Data to use START

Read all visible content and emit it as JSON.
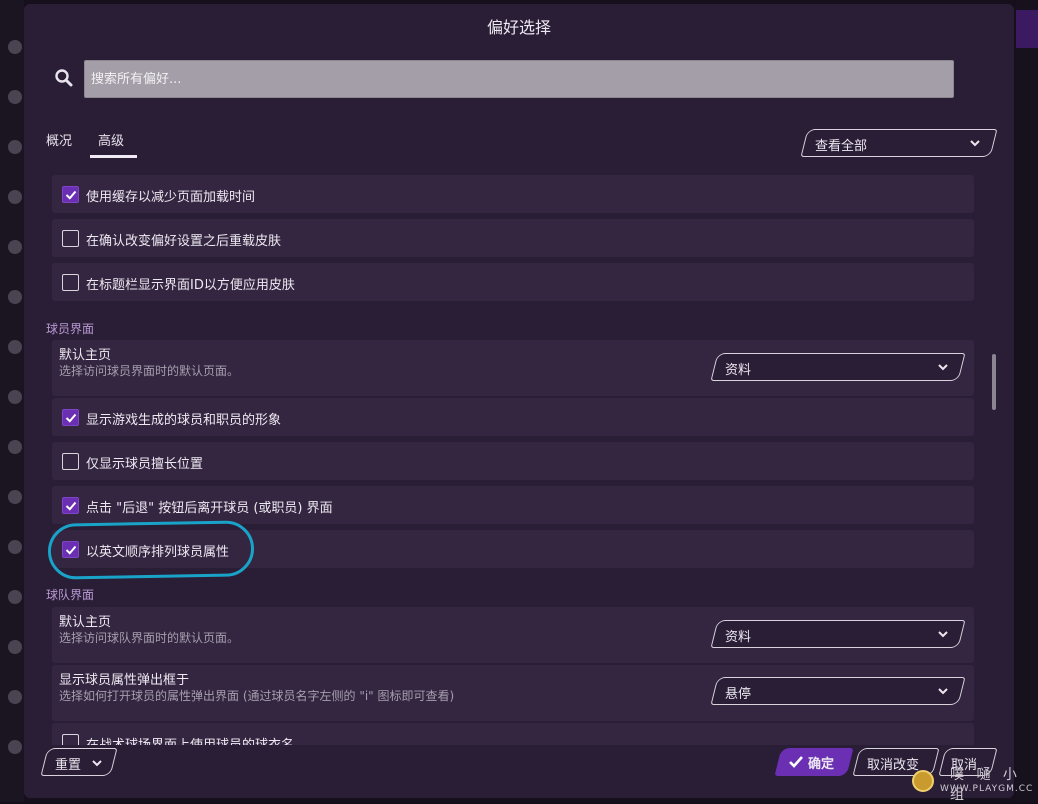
{
  "dialog": {
    "title": "偏好选择"
  },
  "search": {
    "placeholder": "搜索所有偏好..."
  },
  "tabs": [
    {
      "label": "概况",
      "active": false
    },
    {
      "label": "高级",
      "active": true
    }
  ],
  "filter": {
    "selected": "查看全部"
  },
  "general_rows": [
    {
      "label": "使用缓存以减少页面加载时间",
      "checked": true
    },
    {
      "label": "在确认改变偏好设置之后重载皮肤",
      "checked": false
    },
    {
      "label": "在标题栏显示界面ID以方便应用皮肤",
      "checked": false
    }
  ],
  "player_section": {
    "heading": "球员界面",
    "default_home": {
      "title": "默认主页",
      "subtitle": "选择访问球员界面时的默认页面。",
      "selected": "资料"
    },
    "rows": [
      {
        "label": "显示游戏生成的球员和职员的形象",
        "checked": true
      },
      {
        "label": "仅显示球员擅长位置",
        "checked": false
      },
      {
        "label": "点击 \"后退\" 按钮后离开球员 (或职员) 界面",
        "checked": true
      },
      {
        "label": "以英文顺序排列球员属性",
        "checked": true
      }
    ]
  },
  "team_section": {
    "heading": "球队界面",
    "default_home": {
      "title": "默认主页",
      "subtitle": "选择访问球队界面时的默认页面。",
      "selected": "资料"
    },
    "attr_popup": {
      "title": "显示球员属性弹出框于",
      "subtitle": "选择如何打开球员的属性弹出界面 (通过球员名字左侧的 \"i\" 图标即可查看)",
      "selected": "悬停"
    },
    "partial_row": {
      "label": "在战术球场界面上使用球员的球衣名",
      "checked": false
    }
  },
  "footer": {
    "reset_label": "重置",
    "confirm_label": "确定",
    "revert_label": "取消改变",
    "cancel_label": "取消"
  },
  "watermark": {
    "cn": "噗 嗵 小 组",
    "en": "WWW.PLAYGM.CC"
  },
  "colors": {
    "accent": "#6a2fb3",
    "dialog_bg": "#2a1d36",
    "row_bg": "#342541",
    "annotation": "#1aa3c8"
  }
}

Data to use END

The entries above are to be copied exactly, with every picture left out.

### Response area:
Read all visible content and emit it as JSON.
{
  "dialog": {
    "title": "偏好选择"
  },
  "search": {
    "placeholder": "搜索所有偏好..."
  },
  "tabs": [
    {
      "label": "概况",
      "active": false
    },
    {
      "label": "高级",
      "active": true
    }
  ],
  "filter": {
    "selected": "查看全部"
  },
  "general_rows": [
    {
      "label": "使用缓存以减少页面加载时间",
      "checked": true
    },
    {
      "label": "在确认改变偏好设置之后重载皮肤",
      "checked": false
    },
    {
      "label": "在标题栏显示界面ID以方便应用皮肤",
      "checked": false
    }
  ],
  "player_section": {
    "heading": "球员界面",
    "default_home": {
      "title": "默认主页",
      "subtitle": "选择访问球员界面时的默认页面。",
      "selected": "资料"
    },
    "rows": [
      {
        "label": "显示游戏生成的球员和职员的形象",
        "checked": true
      },
      {
        "label": "仅显示球员擅长位置",
        "checked": false
      },
      {
        "label": "点击 \"后退\" 按钮后离开球员 (或职员) 界面",
        "checked": true
      },
      {
        "label": "以英文顺序排列球员属性",
        "checked": true
      }
    ]
  },
  "team_section": {
    "heading": "球队界面",
    "default_home": {
      "title": "默认主页",
      "subtitle": "选择访问球队界面时的默认页面。",
      "selected": "资料"
    },
    "attr_popup": {
      "title": "显示球员属性弹出框于",
      "subtitle": "选择如何打开球员的属性弹出界面 (通过球员名字左侧的 \"i\" 图标即可查看)",
      "selected": "悬停"
    },
    "partial_row": {
      "label": "在战术球场界面上使用球员的球衣名",
      "checked": false
    }
  },
  "footer": {
    "reset_label": "重置",
    "confirm_label": "确定",
    "revert_label": "取消改变",
    "cancel_label": "取消"
  },
  "watermark": {
    "cn": "噗 嗵 小 组",
    "en": "WWW.PLAYGM.CC"
  },
  "colors": {
    "accent": "#6a2fb3",
    "dialog_bg": "#2a1d36",
    "row_bg": "#342541",
    "annotation": "#1aa3c8"
  }
}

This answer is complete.